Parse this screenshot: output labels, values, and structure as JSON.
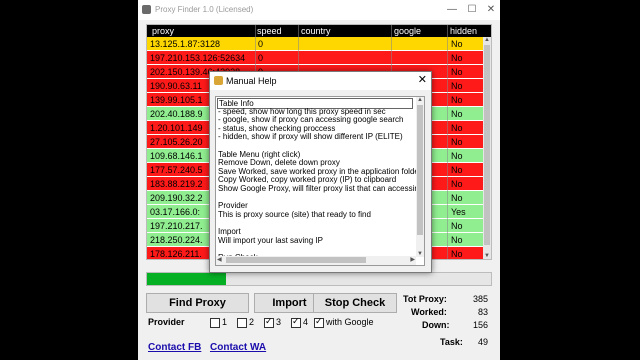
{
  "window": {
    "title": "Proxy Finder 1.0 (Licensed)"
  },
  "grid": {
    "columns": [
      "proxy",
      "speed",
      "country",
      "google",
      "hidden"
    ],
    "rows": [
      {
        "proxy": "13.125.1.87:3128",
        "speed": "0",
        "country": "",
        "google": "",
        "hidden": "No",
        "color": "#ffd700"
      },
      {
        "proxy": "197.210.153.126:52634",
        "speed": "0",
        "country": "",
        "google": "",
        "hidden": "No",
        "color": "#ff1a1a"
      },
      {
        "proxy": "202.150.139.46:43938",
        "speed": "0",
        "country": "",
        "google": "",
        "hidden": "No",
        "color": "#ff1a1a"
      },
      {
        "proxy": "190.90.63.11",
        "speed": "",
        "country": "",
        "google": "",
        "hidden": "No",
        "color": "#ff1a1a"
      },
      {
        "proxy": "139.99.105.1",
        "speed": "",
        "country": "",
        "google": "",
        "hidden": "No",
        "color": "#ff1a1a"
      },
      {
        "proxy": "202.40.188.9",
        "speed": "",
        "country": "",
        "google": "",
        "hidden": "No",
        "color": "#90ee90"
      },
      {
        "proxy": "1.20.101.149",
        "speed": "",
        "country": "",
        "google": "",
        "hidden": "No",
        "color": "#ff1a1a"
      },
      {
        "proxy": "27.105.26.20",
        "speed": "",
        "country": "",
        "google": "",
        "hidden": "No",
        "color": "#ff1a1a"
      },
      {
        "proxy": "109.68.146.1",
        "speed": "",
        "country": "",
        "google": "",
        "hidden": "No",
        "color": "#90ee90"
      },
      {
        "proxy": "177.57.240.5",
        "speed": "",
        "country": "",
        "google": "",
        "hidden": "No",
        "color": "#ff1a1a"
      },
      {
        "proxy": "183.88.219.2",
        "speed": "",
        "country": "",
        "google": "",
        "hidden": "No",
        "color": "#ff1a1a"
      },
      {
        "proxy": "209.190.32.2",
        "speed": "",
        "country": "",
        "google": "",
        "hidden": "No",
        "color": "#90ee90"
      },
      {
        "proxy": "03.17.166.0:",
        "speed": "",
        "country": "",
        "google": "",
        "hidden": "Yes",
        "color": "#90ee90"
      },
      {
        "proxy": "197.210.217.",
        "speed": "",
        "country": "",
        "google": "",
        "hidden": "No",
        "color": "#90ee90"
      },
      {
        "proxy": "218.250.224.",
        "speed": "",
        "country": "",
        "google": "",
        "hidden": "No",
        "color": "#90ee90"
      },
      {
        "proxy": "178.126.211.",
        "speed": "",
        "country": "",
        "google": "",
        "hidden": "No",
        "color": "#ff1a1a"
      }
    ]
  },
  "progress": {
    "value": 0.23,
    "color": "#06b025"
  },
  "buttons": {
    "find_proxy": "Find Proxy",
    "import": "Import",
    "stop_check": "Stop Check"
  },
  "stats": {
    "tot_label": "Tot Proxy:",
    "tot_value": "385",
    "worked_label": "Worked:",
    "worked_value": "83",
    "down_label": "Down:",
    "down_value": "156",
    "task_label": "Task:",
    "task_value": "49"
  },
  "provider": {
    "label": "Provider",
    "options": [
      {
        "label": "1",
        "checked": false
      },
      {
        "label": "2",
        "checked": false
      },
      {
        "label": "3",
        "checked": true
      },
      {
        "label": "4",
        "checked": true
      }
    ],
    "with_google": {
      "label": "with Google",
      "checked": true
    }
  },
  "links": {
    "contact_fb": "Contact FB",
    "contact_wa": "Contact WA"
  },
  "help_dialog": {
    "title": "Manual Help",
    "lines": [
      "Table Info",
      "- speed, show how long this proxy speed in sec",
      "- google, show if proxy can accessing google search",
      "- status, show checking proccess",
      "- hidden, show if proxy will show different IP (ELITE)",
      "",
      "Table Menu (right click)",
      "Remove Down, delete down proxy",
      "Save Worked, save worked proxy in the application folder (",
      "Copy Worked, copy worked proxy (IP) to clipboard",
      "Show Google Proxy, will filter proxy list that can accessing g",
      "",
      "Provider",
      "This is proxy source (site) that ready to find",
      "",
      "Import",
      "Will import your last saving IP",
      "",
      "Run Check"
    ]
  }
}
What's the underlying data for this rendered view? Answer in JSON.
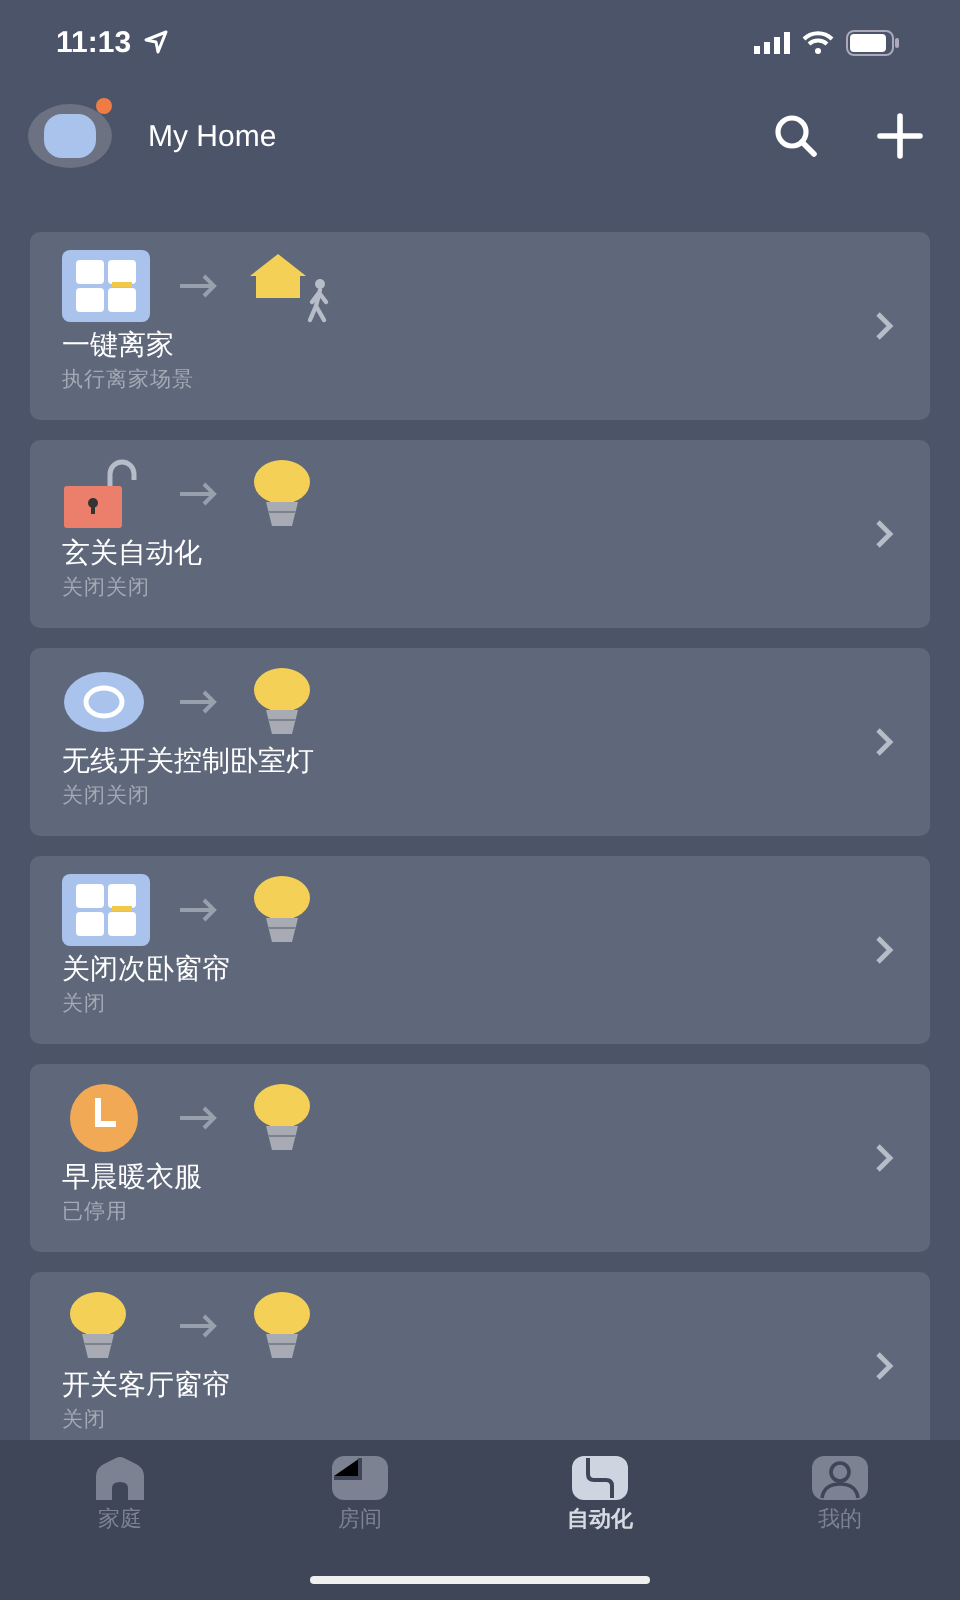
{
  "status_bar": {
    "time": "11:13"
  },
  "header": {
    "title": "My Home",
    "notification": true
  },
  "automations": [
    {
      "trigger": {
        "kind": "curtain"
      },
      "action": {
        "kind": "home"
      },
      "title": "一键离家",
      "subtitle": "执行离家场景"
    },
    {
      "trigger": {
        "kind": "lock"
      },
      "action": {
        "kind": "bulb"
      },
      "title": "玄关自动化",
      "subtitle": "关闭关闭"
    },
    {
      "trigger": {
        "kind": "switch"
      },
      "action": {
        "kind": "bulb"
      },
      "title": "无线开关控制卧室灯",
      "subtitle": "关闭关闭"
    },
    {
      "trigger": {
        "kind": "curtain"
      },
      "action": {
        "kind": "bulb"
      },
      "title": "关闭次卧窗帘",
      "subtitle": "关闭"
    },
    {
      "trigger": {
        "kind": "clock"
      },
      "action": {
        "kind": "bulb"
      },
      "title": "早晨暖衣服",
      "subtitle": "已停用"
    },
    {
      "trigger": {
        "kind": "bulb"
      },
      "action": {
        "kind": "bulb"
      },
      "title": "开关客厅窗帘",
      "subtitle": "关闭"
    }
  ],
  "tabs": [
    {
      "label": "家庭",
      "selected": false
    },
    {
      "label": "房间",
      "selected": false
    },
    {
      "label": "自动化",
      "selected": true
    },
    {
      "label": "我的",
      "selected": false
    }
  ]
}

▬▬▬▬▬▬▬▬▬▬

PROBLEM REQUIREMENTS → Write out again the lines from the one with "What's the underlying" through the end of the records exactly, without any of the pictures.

OUTPUT →
What's the underlying data for this rendered view? Answer in JSON.
{
  "status_bar": {
    "time": "11:13"
  },
  "header": {
    "title": "My Home",
    "notification": true
  },
  "automations": [
    {
      "trigger": {
        "kind": "curtain"
      },
      "action": {
        "kind": "home"
      },
      "title": "一键离家",
      "subtitle": "执行离家场景"
    },
    {
      "trigger": {
        "kind": "lock"
      },
      "action": {
        "kind": "bulb"
      },
      "title": "玄关自动化",
      "subtitle": "关闭关闭"
    },
    {
      "trigger": {
        "kind": "switch"
      },
      "action": {
        "kind": "bulb"
      },
      "title": "无线开关控制卧室灯",
      "subtitle": "关闭关闭"
    },
    {
      "trigger": {
        "kind": "curtain"
      },
      "action": {
        "kind": "bulb"
      },
      "title": "关闭次卧窗帘",
      "subtitle": "关闭"
    },
    {
      "trigger": {
        "kind": "clock"
      },
      "action": {
        "kind": "bulb"
      },
      "title": "早晨暖衣服",
      "subtitle": "已停用"
    },
    {
      "trigger": {
        "kind": "bulb"
      },
      "action": {
        "kind": "bulb"
      },
      "title": "开关客厅窗帘",
      "subtitle": "关闭"
    }
  ],
  "tabs": [
    {
      "label": "家庭",
      "selected": false
    },
    {
      "label": "房间",
      "selected": false
    },
    {
      "label": "自动化",
      "selected": true
    },
    {
      "label": "我的",
      "selected": false
    }
  ]
}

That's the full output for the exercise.